Are you struggling to find the optimal pace for your aerobic workouts? Whether you’re new to exercise or an experienced athlete, pacing is essential to get the most from your training. This article will explore two primary methods for determining your intensity during aerobic workouts: the RPE (Rate of Perceived Exertion) method and the Pace method. Let’s dive in!
1. RPE (Rate of Perceived Exertion)
RPE is a scale measuring the intensity of effort, ranging from 1 (extremely light activity) to 10 (maximum effort). It is inherently subjective, based more on individual feelings rather than objective data like heart rate or power output.
The RPE method provides a holistic approach to aerobic workouts. It allows individuals to intuitively assess their motivation, fatigue, and endurance without relying on devices. It’s adaptable, responding to one’s body signals, including stress and fatigue. As one’s fitness level improves, the RPE readings naturally adjust. This method also takes into account external and internal factors, from the type of terrain and footwear to recent nutrition and mental fortitude.
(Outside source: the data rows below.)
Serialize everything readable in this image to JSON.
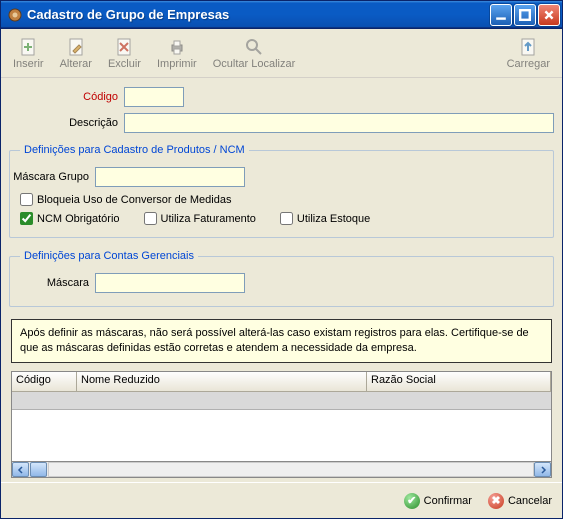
{
  "window": {
    "title": "Cadastro de Grupo de Empresas"
  },
  "toolbar": {
    "inserir": "Inserir",
    "alterar": "Alterar",
    "excluir": "Excluir",
    "imprimir": "Imprimir",
    "ocultar_localizar": "Ocultar Localizar",
    "carregar": "Carregar"
  },
  "form": {
    "codigo_label": "Código",
    "codigo_value": "",
    "descricao_label": "Descrição",
    "descricao_value": ""
  },
  "grp_produtos": {
    "legend": "Definições para Cadastro de Produtos / NCM",
    "mascara_grupo_label": "Máscara Grupo",
    "mascara_grupo_value": "",
    "bloqueia_conversor": "Bloqueia Uso de Conversor de Medidas",
    "ncm_obrigatorio": "NCM Obrigatório",
    "utiliza_faturamento": "Utiliza Faturamento",
    "utiliza_estoque": "Utiliza Estoque"
  },
  "grp_contas": {
    "legend": "Definições para Contas Gerenciais",
    "mascara_label": "Máscara",
    "mascara_value": ""
  },
  "info": "Após definir as máscaras, não será possível alterá-las caso existam registros para elas. Certifique-se de que as máscaras definidas estão corretas e atendem a necessidade da empresa.",
  "grid": {
    "col_codigo": "Código",
    "col_nome": "Nome Reduzido",
    "col_razao": "Razão Social"
  },
  "footer": {
    "confirmar": "Confirmar",
    "cancelar": "Cancelar"
  }
}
Understanding RPE levels can help you tailor your workout to your unique needs. Here’s a breakdown:
- RPE 1-2 (Very Light): You can easily carry on a conversation, and it doesn’t feel like you’re exerting yourself at all. This is often likened to a leisurely walk.
- RPE 3-4 (Light): You’re exercising, but you can still talk without any trouble. This might be like a slow jog or gentle cycling.
- RPE 5-6 (Moderate): Now you’re working, and you might be breathing a bit harder. You can still speak in sentences, but it’s becoming more of an effort.
- RPE 7-8 (Hard): You’re pushing yourself, and it’s hard to talk without pausing for breath. This is where you might be cycling or running at a very challenging pace.
- RPE 9-10 (Very Hard to Maximal): At this level, you’re at or near your maximum effort. You can’t maintain this pace for long, and speaking more than a word or two at a time is almost impossible.
Remember, these are general guidelines. Your perception of effort might vary. Especially for those new to training.
Understanding RPE Over Time
Fatigue affects RPE. Over multiple intervals, for instance, the same RPE level might result in slower speed or power output as exhaustion sets in.
It emphasizes the significance of body awareness; slight decreases in performance metrics during workouts are normal, as long as the effort aligns with training aims.
For those with more experience, pacing offers a disciplined approach. It involves a specific pace or range that you should follow throughout each workout, during each interval. This can be determined by one of the two ways: time trial or estimation.
This involves conducting specific time trials like a 10-minute test on an air bike or a 2000m trial on a rower. Based on your results, a target pace for your workout intervals is established. If you have competitive goals or wish to advance to higher levels of training, using the time trial method is recommended.
Instead of time trials, you can also estimate your paces. This is a more beginner-friendly approach as it avoids the intimidating time trial tests. As you train consistently, you’ll get a better sense of your speeds and can adjust accordingly.
For those opting to estimate their pace, without resorting to time trials, here’s a handy pace breakdown:
- Recovery: A pace can be maintained indefinitely and is intended for recovery.
- Very Slow: A pace you can hold for 2+ hours.
- Slow: A pace you can hold for 60 minutes.
- Moderate: A pace you can hold for 20-30 minutes.
- Fast: A pace you can hold for 5-8 minutes.
- Very Fast: A pace you can hold for 3-5 minutes.
- Maximum: A pace you can hold for a short time, anywhere between 10-30 seconds.
Choosing the Best Pacing Method
It’s important to understand the fundamental difference between Pace and RPE. With Pace, consistency is paramount; the speed you set for an interval should remain constant, whether it’s the first round or the tenth. On the other hand, RPE is influenced by fatigue. Throughout multiple intervals in your workout, the same perceived exertion level may result in decreased speed or power output as exhaustion sets in.
Choose between the RPE method and the pacing method based on your goals and comfort level. Mix and match these methods to see what works best for you. For fast, short workouts with more rest, try a pace method. For slower, longer workouts with little to no rest, the RPE method might be better.
Our Aerobic Programs and Pacing:
Beginner Programs (like 9-Week Beginner Air Bike or Running):
Rely on the RPE and Estimation method. You choose which you’re more comfortable with.
Intermediate Programs (like 12-Week Air Bike):
Use the RPE, Estimation, and Time Trial with specific pace recommendations for each session.
Pacing your aerobic workouts can optimize your training and boost overall performance. By understanding different ways of performing a workout, you can tailor your approach to your fitness level and goals.
From running to rowing to biking, these principles can be applied across various exercise modalities. So, why not give them a try in your next workout? With patience and perseverance, you’ll find the right pace to fuel your fitness journey.
Note: This article provides general guidelines for aerobic exercise pacing. Always consult with a fitness or healthcare professional to ensure a safe and effective workout routine tailored to your individual needs.